In honor of Valentine’s Day, we always pay homage to the fact that—in a lot of ways—an employment
relationship is like a romantic relationship. Recruiting is like dating. The first 90 days are like the first few glorious months of the relationship. And then comes the settling-in period. The employment honeymoon is over.
In a relationship, this is the part where you confess that you really don’t like Chinese food, you never liked Chinese food and you’ve only been eating it every week for three months because you wanted him to be happy. This is the part where you stop scrubbing the bathroom before her every visit and resume collecting dental floss in a little pile by the sink. This is the part where you go ahead and burp rather than desperately trying to find a way to mask it, as you have been for months.
In employment terms, when people first get hired, their big priority is to fit in. But once they’ve found their place, they know where they fall in the hierarchy and have their lunch buddies picked out, they start bringing their true selves to work. And they start to have their own agendas. Up to now, the employee was so hyper vigilant about not screwing up that he never did. She never argued with anyone in staff meetings. He never expressed having a problem with any of the employees he manages. But now, it all starts to come out.
Meanwhile, you’re probably relaxing too. You might have known about the dysfunctional parts of your company, but everyone kind of kept them on the down-low and was on their best behavior at first. Now it’s like: “Meh, he might as well know,” and the office politics start peeking out again.
In a lot of ways, this doesn’t feel like a good thing. Now you have to actually manage the employee. He might have an issue with lateness or hygiene you have to confront. Or, it turns out that when you two communicated before, it always seemed effortless, but that was because he was keeping his mouth shut. Now he’s telling you he doesn’t get it, or he doesn’t agree. Issues between him and another employee may arise.

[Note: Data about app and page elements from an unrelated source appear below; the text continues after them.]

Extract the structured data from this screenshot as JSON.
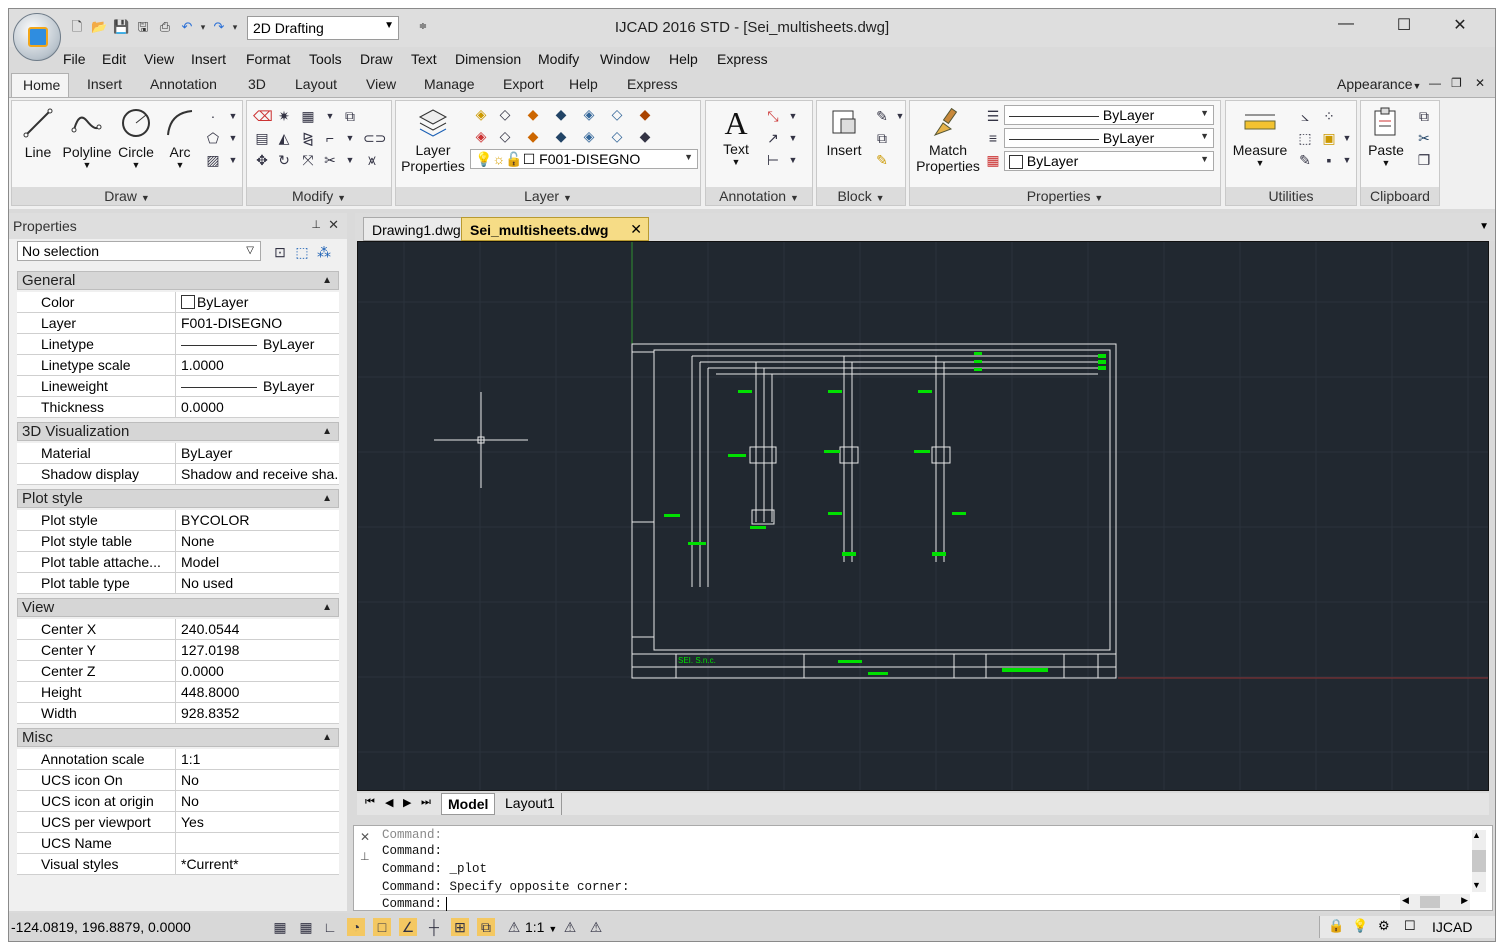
{
  "quick_access": {
    "workspace": "2D Drafting"
  },
  "window": {
    "title": "IJCAD 2016 STD - [Sei_multisheets.dwg]"
  },
  "menus": [
    "File",
    "Edit",
    "View",
    "Insert",
    "Format",
    "Tools",
    "Draw",
    "Text",
    "Dimension",
    "Modify",
    "Window",
    "Help",
    "Express"
  ],
  "ribbon_tabs": [
    "Home",
    "Insert",
    "Annotation",
    "3D",
    "Layout",
    "View",
    "Manage",
    "Export",
    "Help",
    "Express"
  ],
  "appearance_label": "Appearance",
  "ribbon": {
    "draw": {
      "label": "Draw",
      "line": "Line",
      "polyline": "Polyline",
      "circle": "Circle",
      "arc": "Arc"
    },
    "modify": {
      "label": "Modify"
    },
    "layer": {
      "label": "Layer",
      "layer_properties_1": "Layer",
      "layer_properties_2": "Properties",
      "current_layer": "F001-DISEGNO"
    },
    "annotation": {
      "label": "Annotation",
      "text": "Text"
    },
    "block": {
      "label": "Block",
      "insert": "Insert"
    },
    "properties": {
      "label": "Properties",
      "match_1": "Match",
      "match_2": "Properties",
      "linetype": "ByLayer",
      "lineweight": "ByLayer",
      "color": "ByLayer"
    },
    "utilities": {
      "label": "Utilities",
      "measure": "Measure"
    },
    "clipboard": {
      "label": "Clipboard",
      "paste": "Paste"
    }
  },
  "properties_palette": {
    "title": "Properties",
    "selection": "No selection",
    "sections": {
      "general": {
        "title": "General",
        "rows": [
          [
            "Color",
            "ByLayer"
          ],
          [
            "Layer",
            "F001-DISEGNO"
          ],
          [
            "Linetype",
            "ByLayer"
          ],
          [
            "Linetype scale",
            "1.0000"
          ],
          [
            "Lineweight",
            "ByLayer"
          ],
          [
            "Thickness",
            "0.0000"
          ]
        ]
      },
      "viz": {
        "title": "3D Visualization",
        "rows": [
          [
            "Material",
            "ByLayer"
          ],
          [
            "Shadow display",
            "Shadow and receive sha..."
          ]
        ]
      },
      "plot": {
        "title": "Plot style",
        "rows": [
          [
            "Plot style",
            "BYCOLOR"
          ],
          [
            "Plot style table",
            "None"
          ],
          [
            "Plot table attache...",
            "Model"
          ],
          [
            "Plot table type",
            "No used"
          ]
        ]
      },
      "view": {
        "title": "View",
        "rows": [
          [
            "Center X",
            "240.0544"
          ],
          [
            "Center Y",
            "127.0198"
          ],
          [
            "Center Z",
            "0.0000"
          ],
          [
            "Height",
            "448.8000"
          ],
          [
            "Width",
            "928.8352"
          ]
        ]
      },
      "misc": {
        "title": "Misc",
        "rows": [
          [
            "Annotation scale",
            "1:1"
          ],
          [
            "UCS icon On",
            "No"
          ],
          [
            "UCS icon at origin",
            "No"
          ],
          [
            "UCS per viewport",
            "Yes"
          ],
          [
            "UCS Name",
            ""
          ],
          [
            "Visual styles",
            "*Current*"
          ]
        ]
      }
    }
  },
  "doc_tabs": [
    "Drawing1.dwg",
    "Sei_multisheets.dwg"
  ],
  "layout_tabs": [
    "Model",
    "Layout1"
  ],
  "drawing": {
    "company": "SEI. S.n.c."
  },
  "command_history": [
    "Command:",
    "Command: _plot",
    "Command: Specify opposite corner:"
  ],
  "command_prompt": "Command:",
  "status": {
    "coords": "-124.0819, 196.8879, 0.0000",
    "scale": "1:1",
    "app": "IJCAD"
  }
}
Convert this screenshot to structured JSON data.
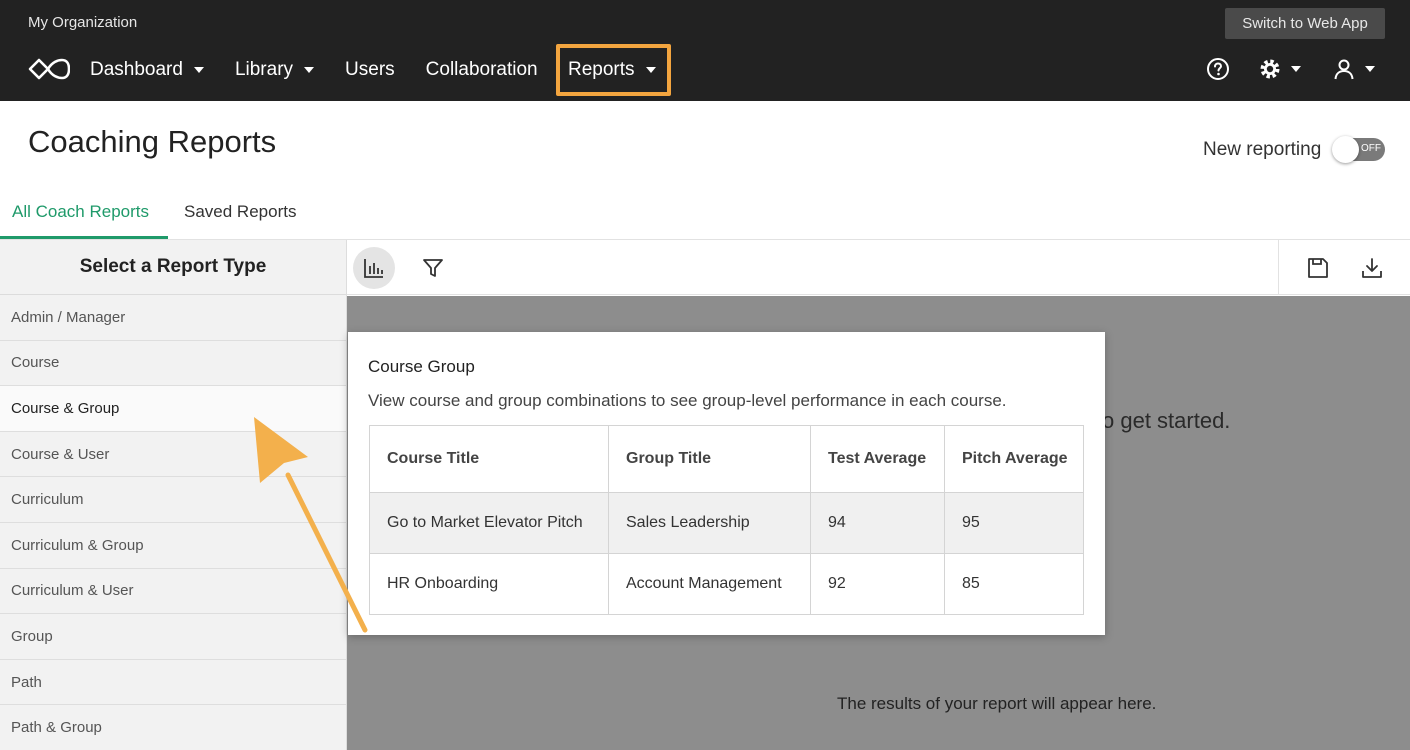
{
  "topbar": {
    "org_name": "My Organization",
    "switch_label": "Switch to Web App",
    "nav": [
      {
        "label": "Dashboard"
      },
      {
        "label": "Library"
      },
      {
        "label": "Users"
      },
      {
        "label": "Collaboration"
      },
      {
        "label": "Reports"
      }
    ],
    "highlight_color": "#f3a53f",
    "icons": [
      "logo-icon",
      "help-icon",
      "gear-icon",
      "user-icon"
    ]
  },
  "header": {
    "title": "Coaching Reports",
    "toggle_label": "New reporting",
    "toggle_state": "OFF"
  },
  "tabs": [
    {
      "label": "All Coach Reports",
      "active": true
    },
    {
      "label": "Saved Reports",
      "active": false
    }
  ],
  "accent_color": "#1f9a6a",
  "sidebar": {
    "heading": "Select a Report Type",
    "items": [
      {
        "label": "Admin / Manager"
      },
      {
        "label": "Course"
      },
      {
        "label": "Course & Group",
        "selected": true
      },
      {
        "label": "Course & User"
      },
      {
        "label": "Curriculum"
      },
      {
        "label": "Curriculum & Group"
      },
      {
        "label": "Curriculum & User"
      },
      {
        "label": "Group"
      },
      {
        "label": "Path"
      },
      {
        "label": "Path & Group"
      }
    ]
  },
  "toolbar": {
    "icons": [
      "bar-chart-icon",
      "filter-icon",
      "save-icon",
      "download-icon"
    ]
  },
  "main": {
    "started_text": "o get started.",
    "results_text": "The results of your report will appear here."
  },
  "popover": {
    "title": "Course Group",
    "description": "View course and group combinations to see group-level performance in each course.",
    "columns": [
      "Course Title",
      "Group Title",
      "Test Average",
      "Pitch Average"
    ],
    "rows": [
      [
        "Go to Market Elevator Pitch",
        "Sales Leadership",
        "94",
        "95"
      ],
      [
        "HR Onboarding",
        "Account Management",
        "92",
        "85"
      ]
    ]
  }
}
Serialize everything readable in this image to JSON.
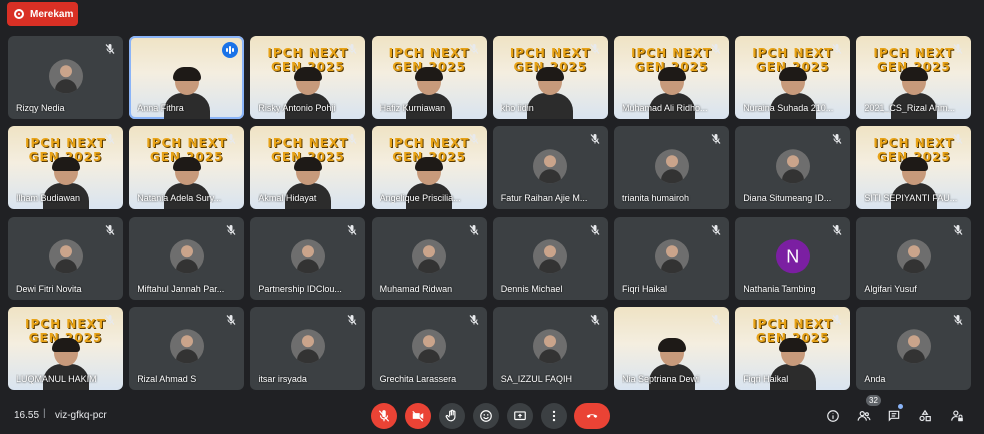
{
  "recording": {
    "label": "Merekam"
  },
  "tiles": [
    {
      "name": "Rizqy Nedia",
      "kind": "avatar",
      "mic": "muted"
    },
    {
      "name": "Anna Fithra",
      "kind": "video",
      "mic": "speaking",
      "active": true
    },
    {
      "name": "Risky Antonio Pohji",
      "kind": "video",
      "mic": "muted",
      "banner": "IPCH NEXT GEN 2025"
    },
    {
      "name": "Hafiz Kurniawan",
      "kind": "video",
      "mic": "muted",
      "banner": "IPCH NEXT GEN 2025"
    },
    {
      "name": "kho iidin",
      "kind": "video",
      "mic": "muted",
      "banner": "IPCH NEXT GEN 2025"
    },
    {
      "name": "Muhamad Ali Ridho...",
      "kind": "video",
      "mic": "muted",
      "banner": "IPCH NEXT GEN 2025"
    },
    {
      "name": "Nuraina Suhada 210...",
      "kind": "video",
      "mic": "muted",
      "banner": "IPCH NEXT GEN 2025"
    },
    {
      "name": "2021_CS_Rizal Ahm...",
      "kind": "video",
      "mic": "muted",
      "banner": "IPCH NEXT GEN 2025"
    },
    {
      "name": "Ilham Budiawan",
      "kind": "video",
      "mic": "muted",
      "banner": "IPCH NEXT GEN 2025"
    },
    {
      "name": "Natania Adela Sury...",
      "kind": "video",
      "mic": "muted",
      "banner": "IPCH NEXT GEN 2025"
    },
    {
      "name": "Akmal Hidayat",
      "kind": "video",
      "mic": "muted",
      "banner": "IPCH NEXT GEN 2025"
    },
    {
      "name": "Angelique Priscilia...",
      "kind": "video",
      "mic": "muted",
      "banner": "IPCH NEXT GEN 2025"
    },
    {
      "name": "Fatur Raihan Ajie M...",
      "kind": "avatar",
      "mic": "muted"
    },
    {
      "name": "trianita humairoh",
      "kind": "avatar",
      "mic": "muted"
    },
    {
      "name": "Diana Situmeang ID...",
      "kind": "avatar",
      "mic": "muted"
    },
    {
      "name": "SITI SEPIYANTI FAU...",
      "kind": "video",
      "mic": "muted",
      "banner": "IPCH NEXT GEN 2025"
    },
    {
      "name": "Dewi Fitri Novita",
      "kind": "avatar",
      "mic": "muted"
    },
    {
      "name": "Miftahul Jannah Par...",
      "kind": "avatar",
      "mic": "muted"
    },
    {
      "name": "Partnership IDClou...",
      "kind": "avatar",
      "mic": "muted"
    },
    {
      "name": "Muhamad Ridwan",
      "kind": "avatar",
      "mic": "muted"
    },
    {
      "name": "Dennis Michael",
      "kind": "avatar",
      "mic": "muted"
    },
    {
      "name": "Fiqri Haikal",
      "kind": "avatar",
      "mic": "muted"
    },
    {
      "name": "Nathania Tambing",
      "kind": "letter",
      "letter": "N",
      "mic": "muted"
    },
    {
      "name": "Algifari Yusuf",
      "kind": "avatar",
      "mic": "muted"
    },
    {
      "name": "LUQMANUL HAKIM",
      "kind": "video",
      "mic": "muted",
      "banner": "IPCH NEXT GEN 2025"
    },
    {
      "name": "Rizal Ahmad S",
      "kind": "avatar",
      "mic": "muted"
    },
    {
      "name": "itsar irsyada",
      "kind": "avatar",
      "mic": "muted"
    },
    {
      "name": "Grechita Larassera",
      "kind": "avatar",
      "mic": "muted"
    },
    {
      "name": "SA_IZZUL FAQIH",
      "kind": "avatar",
      "mic": "muted"
    },
    {
      "name": "Nia Septriana Dewi",
      "kind": "video",
      "mic": "muted"
    },
    {
      "name": "Fiqri Haikal",
      "kind": "video",
      "mic": "muted",
      "banner": "IPCH NEXT GEN 2025"
    },
    {
      "name": "Anda",
      "kind": "avatar",
      "mic": "muted"
    }
  ],
  "bottom": {
    "time": "16.55",
    "separator": "|",
    "meeting_code": "viz-gfkq-pcr",
    "participants_count": "32"
  },
  "colors": {
    "recording": "#d93025",
    "end_call": "#ea4335",
    "active_speaker": "#8ab4f8"
  }
}
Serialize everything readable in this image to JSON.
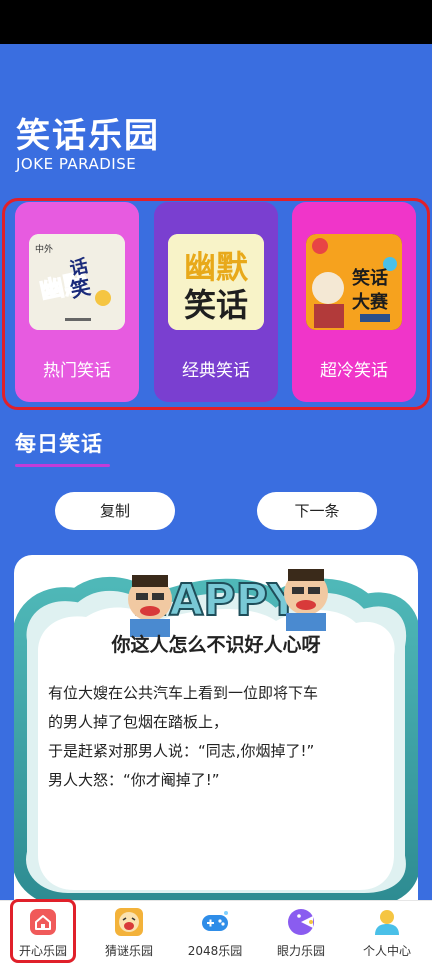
{
  "app": {
    "title": "笑话乐园",
    "subtitle": "JOKE PARADISE"
  },
  "categories": [
    {
      "label": "热门笑话",
      "thumb_text": "幽默笑话",
      "thumb_small": "中外",
      "color": "#e75be0"
    },
    {
      "label": "经典笑话",
      "thumb_text_top": "幽默",
      "thumb_text_bottom": "笑话",
      "color": "#7a3fd0"
    },
    {
      "label": "超冷笑话",
      "thumb_text_top": "笑话",
      "thumb_text_bottom": "大赛",
      "color": "#f035c9"
    }
  ],
  "daily": {
    "section_title": "每日笑话",
    "copy_label": "复制",
    "next_label": "下一条",
    "banner_text": "HAPPY",
    "joke_title": "你这人怎么不识好人心呀",
    "joke_lines": [
      "有位大嫂在公共汽车上看到一位即将下车",
      "的男人掉了包烟在踏板上，",
      "于是赶紧对那男人说：“同志,你烟掉了!”",
      "男人大怒：“你才阉掉了!”"
    ]
  },
  "tabbar": {
    "items": [
      {
        "label": "开心乐园",
        "icon": "home-icon",
        "active": true
      },
      {
        "label": "猜谜乐园",
        "icon": "laughing-face-icon"
      },
      {
        "label": "2048乐园",
        "icon": "gamepad-icon"
      },
      {
        "label": "眼力乐园",
        "icon": "pacman-icon"
      },
      {
        "label": "个人中心",
        "icon": "user-icon"
      }
    ]
  },
  "colors": {
    "background": "#3a6ee0",
    "accent_red": "#e0202a",
    "underline": "#c33cd8"
  }
}
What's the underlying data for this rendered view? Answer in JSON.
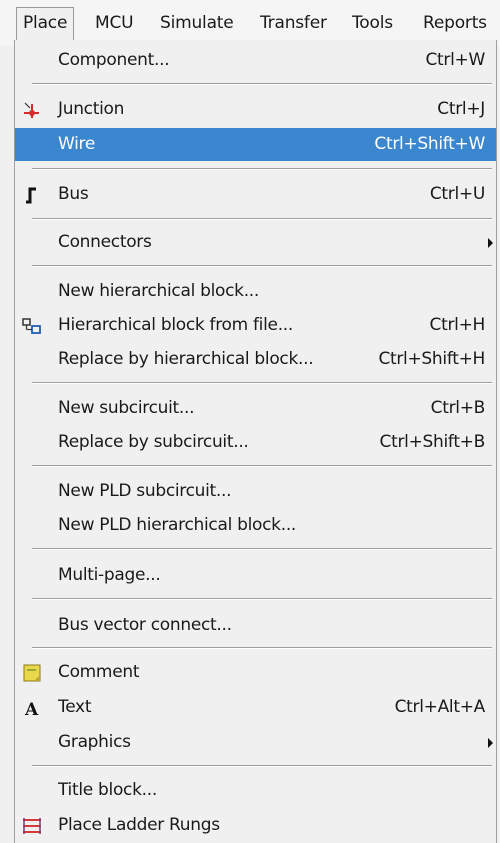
{
  "menubar": {
    "items": [
      {
        "label": "Place"
      },
      {
        "label": "MCU"
      },
      {
        "label": "Simulate"
      },
      {
        "label": "Transfer"
      },
      {
        "label": "Tools"
      },
      {
        "label": "Reports"
      }
    ]
  },
  "menu": {
    "items": [
      {
        "label": "Component...",
        "shortcut": "Ctrl+W"
      },
      {
        "label": "Junction",
        "shortcut": "Ctrl+J",
        "icon": "junction-icon"
      },
      {
        "label": "Wire",
        "shortcut": "Ctrl+Shift+W",
        "highlighted": true
      },
      {
        "label": "Bus",
        "shortcut": "Ctrl+U",
        "icon": "bus-icon"
      },
      {
        "label": "Connectors",
        "submenu": true
      },
      {
        "label": "New hierarchical block..."
      },
      {
        "label": "Hierarchical block from file...",
        "shortcut": "Ctrl+H",
        "icon": "hierarchical-block-icon"
      },
      {
        "label": "Replace by hierarchical block...",
        "shortcut": "Ctrl+Shift+H"
      },
      {
        "label": "New subcircuit...",
        "shortcut": "Ctrl+B"
      },
      {
        "label": "Replace by subcircuit...",
        "shortcut": "Ctrl+Shift+B"
      },
      {
        "label": "New PLD subcircuit..."
      },
      {
        "label": "New PLD hierarchical block..."
      },
      {
        "label": "Multi-page..."
      },
      {
        "label": "Bus vector connect..."
      },
      {
        "label": "Comment",
        "icon": "comment-icon"
      },
      {
        "label": "Text",
        "shortcut": "Ctrl+Alt+A",
        "icon": "text-icon"
      },
      {
        "label": "Graphics",
        "submenu": true
      },
      {
        "label": "Title block..."
      },
      {
        "label": "Place Ladder Rungs",
        "icon": "ladder-rungs-icon"
      }
    ]
  },
  "colors": {
    "highlight": "#3a86cf",
    "background": "#f0f0f0",
    "junction_icon": "#d62b2b",
    "comment_icon": "#e8d84a",
    "ladder_icon": "#d63a3a"
  }
}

The thing is, these could be deal breakers—like finding out your new beau really admires Joseph Stalin—or they could just be the normal adjustments we all go through and should expect in new relationships. If the employee just isn’t productive or engaged, that might say something about the employee or it might confirm something about the organization that you already kind of knew needed to be addressed. If she begins to argue with the way things are done, it might be you were following a dated model and she’s got some fresh insight that’s more in keeping with the way your industry operates now. If she’d kept quiet like she did at first, while she was figuring things out, you would never deal with this and your business could suffer.
Of course, it could just be you had the wool pulled over your eyes and this employee may not work out. In any event, this is the way relationships go—both love and work. New people bring new perspectives and new behaviors that, one hopes, force us to constantly evaluate ourselves, our own performance, perspectives and behaviors. That inspires growth and wards off stagnation, even though it can be really uncomfortable. But if you can communicate, work through it, and accept responsibility for your own growth, it can turn out to be a beautiful partnership where you operate seamlessly and supportively and produce something far greater than either of you could have produced alone.
So on this Valentine’s Day, remember that even if you’re still in those very early days where you pop a breath mint every 15 minutes, eventually this person will show some stuff you’re not going to be that thrilled about. Chances are, they’re going to have the same experience about you. That doesn’t mean things are going wrong, it means they’re going normal. And the time after the honeymoon could turn out way, way better even than the first kiss.
We work with companies on a project basis or on retainer, providing a custom level of HR help designed for your business, with offices in Austin, San Antonio, Dallas and Houston. Contact me at Caroline@valentinehr.com or call (512) 420-8267.